Check every line below for the word "icon" and show those that hold it.

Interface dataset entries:

•••••

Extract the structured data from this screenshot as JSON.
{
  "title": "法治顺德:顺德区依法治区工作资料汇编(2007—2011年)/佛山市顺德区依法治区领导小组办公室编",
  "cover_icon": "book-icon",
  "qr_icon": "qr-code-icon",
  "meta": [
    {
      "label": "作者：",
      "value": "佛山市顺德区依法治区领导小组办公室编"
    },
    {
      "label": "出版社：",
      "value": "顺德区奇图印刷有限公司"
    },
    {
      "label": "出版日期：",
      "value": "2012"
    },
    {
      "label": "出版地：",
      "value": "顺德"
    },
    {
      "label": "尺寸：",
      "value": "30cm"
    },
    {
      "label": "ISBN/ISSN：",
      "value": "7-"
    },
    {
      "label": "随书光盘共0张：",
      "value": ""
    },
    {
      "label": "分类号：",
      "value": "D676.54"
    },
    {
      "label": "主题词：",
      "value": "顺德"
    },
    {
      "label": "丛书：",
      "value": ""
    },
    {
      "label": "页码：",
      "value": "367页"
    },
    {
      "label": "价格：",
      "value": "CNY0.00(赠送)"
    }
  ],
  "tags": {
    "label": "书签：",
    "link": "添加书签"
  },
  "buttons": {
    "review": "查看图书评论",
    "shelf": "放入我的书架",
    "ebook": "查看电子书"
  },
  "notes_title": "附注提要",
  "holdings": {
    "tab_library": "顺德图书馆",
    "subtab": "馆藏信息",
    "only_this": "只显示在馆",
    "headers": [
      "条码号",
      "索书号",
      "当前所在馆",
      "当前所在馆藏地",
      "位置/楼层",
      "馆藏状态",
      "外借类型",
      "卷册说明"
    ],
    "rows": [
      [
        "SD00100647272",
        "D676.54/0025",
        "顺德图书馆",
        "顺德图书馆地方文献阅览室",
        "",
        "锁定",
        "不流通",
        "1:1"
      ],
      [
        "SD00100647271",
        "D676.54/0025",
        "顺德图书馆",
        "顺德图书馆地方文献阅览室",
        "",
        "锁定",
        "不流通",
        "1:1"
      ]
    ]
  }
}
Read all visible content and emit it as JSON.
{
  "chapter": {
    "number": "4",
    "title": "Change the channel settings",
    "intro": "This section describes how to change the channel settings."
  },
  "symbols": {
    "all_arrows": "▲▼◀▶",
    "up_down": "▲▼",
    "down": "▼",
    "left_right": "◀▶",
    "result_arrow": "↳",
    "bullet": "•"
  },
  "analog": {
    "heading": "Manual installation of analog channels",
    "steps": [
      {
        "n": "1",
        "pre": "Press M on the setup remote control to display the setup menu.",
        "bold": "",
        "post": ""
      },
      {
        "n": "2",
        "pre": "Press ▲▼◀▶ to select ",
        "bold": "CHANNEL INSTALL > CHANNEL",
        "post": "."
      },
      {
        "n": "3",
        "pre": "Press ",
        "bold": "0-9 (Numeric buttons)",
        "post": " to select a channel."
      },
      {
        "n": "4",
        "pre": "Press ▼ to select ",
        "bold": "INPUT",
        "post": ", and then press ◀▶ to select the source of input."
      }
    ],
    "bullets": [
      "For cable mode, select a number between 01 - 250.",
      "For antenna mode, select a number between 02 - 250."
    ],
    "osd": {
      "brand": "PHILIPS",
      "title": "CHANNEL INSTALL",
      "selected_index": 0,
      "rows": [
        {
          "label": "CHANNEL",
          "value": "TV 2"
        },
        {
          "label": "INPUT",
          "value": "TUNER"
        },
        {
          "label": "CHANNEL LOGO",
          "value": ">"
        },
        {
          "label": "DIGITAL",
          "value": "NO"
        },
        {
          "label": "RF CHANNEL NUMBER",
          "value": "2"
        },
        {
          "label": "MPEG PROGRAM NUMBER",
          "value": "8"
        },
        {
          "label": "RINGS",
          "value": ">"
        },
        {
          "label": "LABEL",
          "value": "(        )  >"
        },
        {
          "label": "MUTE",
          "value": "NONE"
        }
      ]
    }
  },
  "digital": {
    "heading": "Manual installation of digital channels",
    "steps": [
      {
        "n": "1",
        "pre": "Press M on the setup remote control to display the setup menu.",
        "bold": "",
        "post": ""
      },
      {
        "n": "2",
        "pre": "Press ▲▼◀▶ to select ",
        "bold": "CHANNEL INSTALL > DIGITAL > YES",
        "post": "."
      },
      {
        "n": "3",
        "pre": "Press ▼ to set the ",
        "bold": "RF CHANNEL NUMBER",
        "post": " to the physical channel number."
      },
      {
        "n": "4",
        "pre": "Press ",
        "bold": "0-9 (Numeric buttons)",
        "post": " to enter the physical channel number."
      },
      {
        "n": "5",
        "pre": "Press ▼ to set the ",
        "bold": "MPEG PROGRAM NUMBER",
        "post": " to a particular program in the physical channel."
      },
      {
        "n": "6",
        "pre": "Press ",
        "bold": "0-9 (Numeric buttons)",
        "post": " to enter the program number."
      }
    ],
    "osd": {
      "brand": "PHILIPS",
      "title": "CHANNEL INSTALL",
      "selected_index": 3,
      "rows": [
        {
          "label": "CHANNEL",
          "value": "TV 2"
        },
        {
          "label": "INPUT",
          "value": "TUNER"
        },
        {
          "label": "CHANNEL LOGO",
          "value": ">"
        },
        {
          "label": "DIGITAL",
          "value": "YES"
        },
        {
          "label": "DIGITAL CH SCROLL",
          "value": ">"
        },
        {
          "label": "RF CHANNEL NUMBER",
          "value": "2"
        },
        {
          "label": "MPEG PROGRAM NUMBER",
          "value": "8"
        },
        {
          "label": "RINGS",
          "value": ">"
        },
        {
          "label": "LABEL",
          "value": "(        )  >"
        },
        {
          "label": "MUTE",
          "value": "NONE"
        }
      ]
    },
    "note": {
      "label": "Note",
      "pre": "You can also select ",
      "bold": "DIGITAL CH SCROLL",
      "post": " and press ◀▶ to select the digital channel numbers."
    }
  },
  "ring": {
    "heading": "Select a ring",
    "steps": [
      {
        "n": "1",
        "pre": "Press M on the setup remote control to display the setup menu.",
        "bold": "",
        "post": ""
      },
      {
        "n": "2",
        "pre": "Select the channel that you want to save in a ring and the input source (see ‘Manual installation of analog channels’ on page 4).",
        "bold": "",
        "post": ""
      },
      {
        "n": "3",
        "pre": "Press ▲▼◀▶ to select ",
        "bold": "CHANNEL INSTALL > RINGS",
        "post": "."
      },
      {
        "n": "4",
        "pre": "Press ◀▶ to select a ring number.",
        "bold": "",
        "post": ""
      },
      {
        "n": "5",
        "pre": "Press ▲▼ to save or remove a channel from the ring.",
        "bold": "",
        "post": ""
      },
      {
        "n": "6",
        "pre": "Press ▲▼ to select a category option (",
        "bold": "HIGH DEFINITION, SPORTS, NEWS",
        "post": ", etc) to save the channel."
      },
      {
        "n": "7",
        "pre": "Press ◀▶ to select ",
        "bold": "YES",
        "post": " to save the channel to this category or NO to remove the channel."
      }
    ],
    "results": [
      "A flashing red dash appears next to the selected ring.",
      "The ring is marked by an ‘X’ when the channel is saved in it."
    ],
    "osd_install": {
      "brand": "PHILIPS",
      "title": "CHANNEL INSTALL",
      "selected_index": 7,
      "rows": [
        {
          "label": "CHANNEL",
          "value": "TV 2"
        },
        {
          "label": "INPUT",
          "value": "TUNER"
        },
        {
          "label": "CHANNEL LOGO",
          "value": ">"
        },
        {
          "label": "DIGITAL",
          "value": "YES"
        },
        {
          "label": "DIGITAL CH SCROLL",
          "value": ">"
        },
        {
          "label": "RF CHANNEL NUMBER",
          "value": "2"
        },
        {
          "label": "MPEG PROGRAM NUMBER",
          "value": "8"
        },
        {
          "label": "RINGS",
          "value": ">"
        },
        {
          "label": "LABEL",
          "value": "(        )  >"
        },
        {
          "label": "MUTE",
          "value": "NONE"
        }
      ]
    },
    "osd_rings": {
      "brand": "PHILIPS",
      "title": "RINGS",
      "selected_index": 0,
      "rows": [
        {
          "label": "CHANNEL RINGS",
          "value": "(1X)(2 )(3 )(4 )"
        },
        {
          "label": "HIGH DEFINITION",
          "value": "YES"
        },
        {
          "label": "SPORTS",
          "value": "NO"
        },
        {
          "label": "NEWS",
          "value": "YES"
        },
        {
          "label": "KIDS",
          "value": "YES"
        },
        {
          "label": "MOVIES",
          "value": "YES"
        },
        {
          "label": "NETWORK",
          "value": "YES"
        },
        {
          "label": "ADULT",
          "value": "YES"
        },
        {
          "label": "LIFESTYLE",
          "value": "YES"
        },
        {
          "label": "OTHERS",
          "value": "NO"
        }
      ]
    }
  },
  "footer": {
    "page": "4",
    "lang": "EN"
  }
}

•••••

### SOLUTION
  "cover_icon": "book-icon",
  "qr_icon": "qr-code-icon",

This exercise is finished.